I had heard a story of an experiment performed on a community of monkeys.  Don’t worry, it’s not true.  Well, not true as an experiment – it never happened.  But I still love the story.  It’s a variant of this one.  Of course the whole thing comprises a moralizing sermon of sorts, maybe even a mediocre one in the scheme of things.  But when such describes life it’s useful for me.

In my telling, 20 or so monkeys were put into a large area with a greased pole at its center.   At the top of the greased pole was a cluster of delicious bananas.  But naturally as any simian in the group would attempt to scale the pole, s/he would fall and get nowhere.  The bananas might as well not have existed.

Then 2 things were changed – 5 new monkeys were brought in replacing 5 who removed, and the pole was de-greased.  So a monkey could legitimately climb the pole to get the bananas.

But it was soon found that only the new monkeys would even attempt such a thing.  And when they did, they were pulled down by large number of other monkeys who knew that it was impossible.  So even then, the bananas went uneaten.  And even the new monkeys learned one could not ascend the pole.

It is of interest that it doesn’t matter if stories like this ever happened in a scientific experiment.  Because they happen in corporate life so universally.  And it’s tragic. Wasteful.

Innovation is stifled.  Businesses fail.  The new monkeys quit or assimilate into cynical dysfunction.

Let me not paint too grim a picture though.  Because thankfully and triumphantly poles do get de-greased and get climbed all the time as well.  Or some diligent monkey climbs them grease and all.

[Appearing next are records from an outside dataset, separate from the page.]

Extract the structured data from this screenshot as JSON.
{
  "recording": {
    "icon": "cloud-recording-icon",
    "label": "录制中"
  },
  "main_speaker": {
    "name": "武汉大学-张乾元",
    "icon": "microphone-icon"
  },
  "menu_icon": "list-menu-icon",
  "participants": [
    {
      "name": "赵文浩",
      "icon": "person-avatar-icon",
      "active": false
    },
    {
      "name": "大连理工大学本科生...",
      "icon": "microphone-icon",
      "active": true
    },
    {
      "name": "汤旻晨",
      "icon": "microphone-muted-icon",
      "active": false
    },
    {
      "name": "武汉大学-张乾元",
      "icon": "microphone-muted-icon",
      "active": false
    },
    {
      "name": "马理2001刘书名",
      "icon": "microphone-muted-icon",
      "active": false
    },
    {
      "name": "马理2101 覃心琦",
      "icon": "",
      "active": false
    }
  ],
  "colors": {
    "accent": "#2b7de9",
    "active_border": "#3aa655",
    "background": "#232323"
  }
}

However, and probably the main point, the intentionality in climbing that pole is substantial; there are no old-timer monkeys to encourage or give hope.  In fact, they will call the bananas imaginary, mock you for trying and even discredit your achievement as rotten bananas even as you eat them and share them with your friends (well you have certainly heard of sour grapes).

There is no particular effort or project to which I wish to apply this parable except to assign it to all of them.  I have been both an old and new monkey.  And if I’d say “Don’t let this environment happen to you!” it would be pointless because it probably already has somewhere in some way.

But I will tell you every time – Climb the pole!  Those bananas are real and they taste wonderful.  And stop discouraging others; let them get greasy and learn the way they will.